Similarly, these email messages contain an attached file with a variable name selected from a long list of options, Panda said.
"If the user runs this file, which actually contains Zafi-D, a false error message is displayed on screen and the worm sends itself out via e-mail, using its own SMTP engine, to all the addresses it finds in the files with certain extensions stored on the affected computer," the advisory said. "This worm ends any processes running in memory that contain the text firewall or virus. Similarly, it prevents access to applications that contain the text 'reged,' 'msconfig' or 'task.' What's more, Zafi-D inserts several entries in the windows registry
Panda said the worm also spreads through peer-to-peer (P2P) file-sharing networks, copying itself to all the folders in the C: drive whose path contains the text "share," "upload" or "music." The names of these files are winamp 5.7 new!.exe or ICQ 2005a new!.exe.
Lynnfield, Mass.-based Sophos said Zafi-D was probably written in Hungary and the e-mails it travels in can use a variety of different languages including English, French, Spanish and Hungarian. E-mails can contain such messages as "FW: Merry Christmas," "Happy HollyDays!" and "Feliz Navidad!" Embedded in the e-mail is a crude animated GIF graphic of two smiley faces.
"Despite its disguise, Zafi-D isn't much of a Christmas present. Users who open the attached file will trigger the virus into action, infecting their PC and potentially opening it up to hacker attack," Graham Cluley, senior technology consultant for Sophos, said in a statement. "Heartless hackers and virus writers can attack at any time of year, and every computer user should be on the lookout for unusual e-mails and be wary of ever opening any unsolicited file they are sent via e-mail."
Santa Clara, Calif.-based McAfee added in its advisory: "This worm does not use any exploit code in order to execute the mail attachment automatically. A user has to double click on an infected attachment or a file shared via P2P to infect the machine.

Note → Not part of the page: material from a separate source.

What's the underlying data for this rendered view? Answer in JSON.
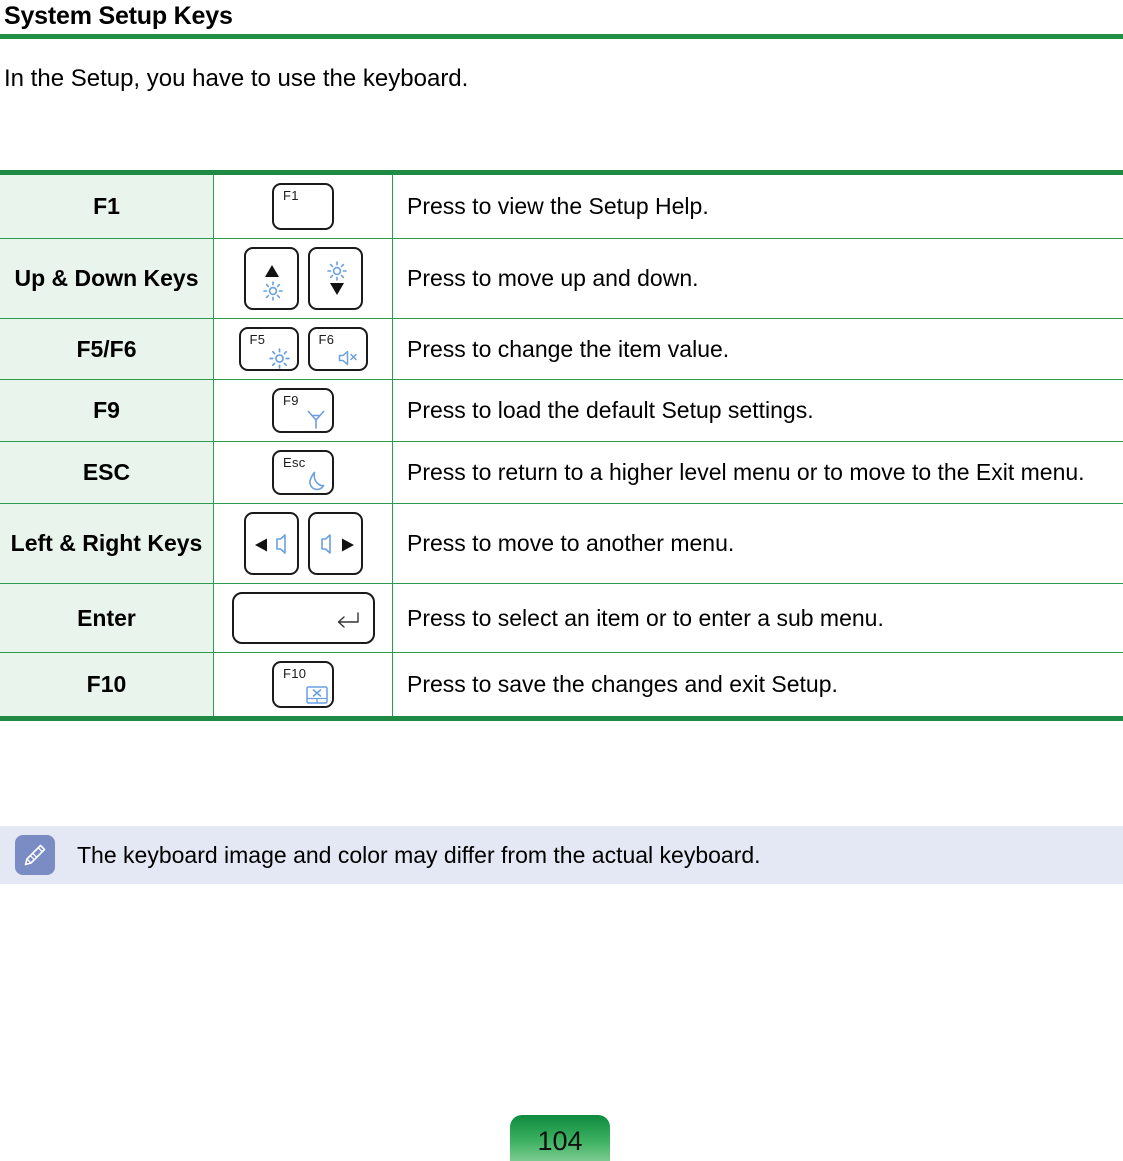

For machines where the worm has overwritten binaries associated with AV or firewall software, it would be very easy for a user to mistakenly execute the worm."